We need to look at the glorious future promised to believers and described in various parts of Scripture especially the book of the Revelation. The authors of Scripture struggled to find words acceptable to encompass the glory of our Father’s home and our home for eternity.

Believer, when you find yourself becoming weary, try lifting your eyes up from the present and gaze on your final goal for a time by reading about our glorious future promised in Scripture. Read Revelation 21-22; John 14-17; 1 Peter 1 and other Scriptures to lift your eyes to the glories we shall share forever when all tears are wiped from our eyes. All pain, sorrow, suffering will cease. We shall live forever with the saints of all ages and our Good Shepherd shall be at the center of heaven.

1 Thessalonians 4:16-18 (NIV)

“For the Lord himself will come down from heaven, 
with a loud command, with the voice of the archangel 
and with the trumpet call of God,
and the dead in Christ will rise first. 
After that, we who are still alive and are left 
will be caught up together with them in the clouds 
to meet the Lord in the air.
And so we will be with the Lord forever. 
Therefore encourage one another with these words.”

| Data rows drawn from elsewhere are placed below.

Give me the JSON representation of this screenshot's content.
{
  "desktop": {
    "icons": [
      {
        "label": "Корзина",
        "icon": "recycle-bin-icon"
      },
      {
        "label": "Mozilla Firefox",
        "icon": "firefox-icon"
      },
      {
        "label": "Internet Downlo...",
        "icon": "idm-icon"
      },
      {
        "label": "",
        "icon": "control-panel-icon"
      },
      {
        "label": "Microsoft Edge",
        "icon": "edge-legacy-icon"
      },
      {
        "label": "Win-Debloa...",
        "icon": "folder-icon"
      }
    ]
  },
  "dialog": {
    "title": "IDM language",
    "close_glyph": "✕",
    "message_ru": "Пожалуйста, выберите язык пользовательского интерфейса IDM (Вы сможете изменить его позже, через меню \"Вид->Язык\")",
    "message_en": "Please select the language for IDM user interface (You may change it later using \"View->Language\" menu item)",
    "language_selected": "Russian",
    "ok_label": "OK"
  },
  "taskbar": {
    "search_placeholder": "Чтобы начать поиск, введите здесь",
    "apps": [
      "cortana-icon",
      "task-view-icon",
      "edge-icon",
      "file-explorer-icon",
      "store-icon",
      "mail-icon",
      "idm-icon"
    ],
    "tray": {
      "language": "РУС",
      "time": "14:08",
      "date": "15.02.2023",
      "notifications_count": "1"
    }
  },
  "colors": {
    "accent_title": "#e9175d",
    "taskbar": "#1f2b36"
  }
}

May you look at your future as a child of God. Continue to live in the present with an eye to your eternal home and the joys waiting for all who love the Lord Jesus Christ. We will certainly inherit all that our Redeemer purchased for His people.

Join all the glorious names
Of wisdom, love, and pow’r,
That ever mortals knew,
That angels ever bore:
All are too weak to speak His worth,
To poor to set my Savior forth.

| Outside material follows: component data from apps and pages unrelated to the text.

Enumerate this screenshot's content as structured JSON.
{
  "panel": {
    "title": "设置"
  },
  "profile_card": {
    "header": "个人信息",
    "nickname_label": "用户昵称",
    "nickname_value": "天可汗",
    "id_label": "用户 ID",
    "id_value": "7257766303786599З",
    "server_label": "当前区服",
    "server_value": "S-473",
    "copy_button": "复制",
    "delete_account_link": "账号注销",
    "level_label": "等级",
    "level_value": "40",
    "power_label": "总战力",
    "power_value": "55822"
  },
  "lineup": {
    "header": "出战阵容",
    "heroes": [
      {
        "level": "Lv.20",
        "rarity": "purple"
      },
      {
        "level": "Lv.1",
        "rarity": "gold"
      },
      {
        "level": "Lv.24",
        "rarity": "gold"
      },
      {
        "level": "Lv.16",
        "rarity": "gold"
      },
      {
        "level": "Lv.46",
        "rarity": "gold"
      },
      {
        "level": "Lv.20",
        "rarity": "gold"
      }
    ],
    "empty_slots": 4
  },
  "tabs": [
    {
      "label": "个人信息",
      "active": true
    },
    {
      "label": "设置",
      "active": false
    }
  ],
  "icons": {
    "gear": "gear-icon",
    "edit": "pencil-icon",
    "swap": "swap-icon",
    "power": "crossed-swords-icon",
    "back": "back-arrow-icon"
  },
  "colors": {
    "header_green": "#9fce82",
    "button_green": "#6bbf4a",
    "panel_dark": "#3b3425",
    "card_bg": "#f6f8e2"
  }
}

Great Prophet of my God,
My tongue would bless Thy name,
By Thee the joyful news
Of our salvation came,
The joyful news of sins forgiv’n,
Of hell subdued, and peace with Heav’n.

Jesus, my great High Priest,
Offered His blood, and died;
My guilty conscience seeks
No sacrifice beside;
The pow’r of His atoning blood
Has won acceptance with my God.

Thou art my Counselor,
My Pattern, and my Guide,
And Thou my Shepherd art;
Oh, keep me near Thy side;
Nor let my feet e’er turn astray
To wander in the crooked way.

My dear almighty Lord,
My Conqu’ror and my King,
Thy scepter and Thy sword,
Thy reigning grace I sing:
Thine is the pow’r; behold, I sit
In willing bonds beneath Thy feet.

– Isaac Watts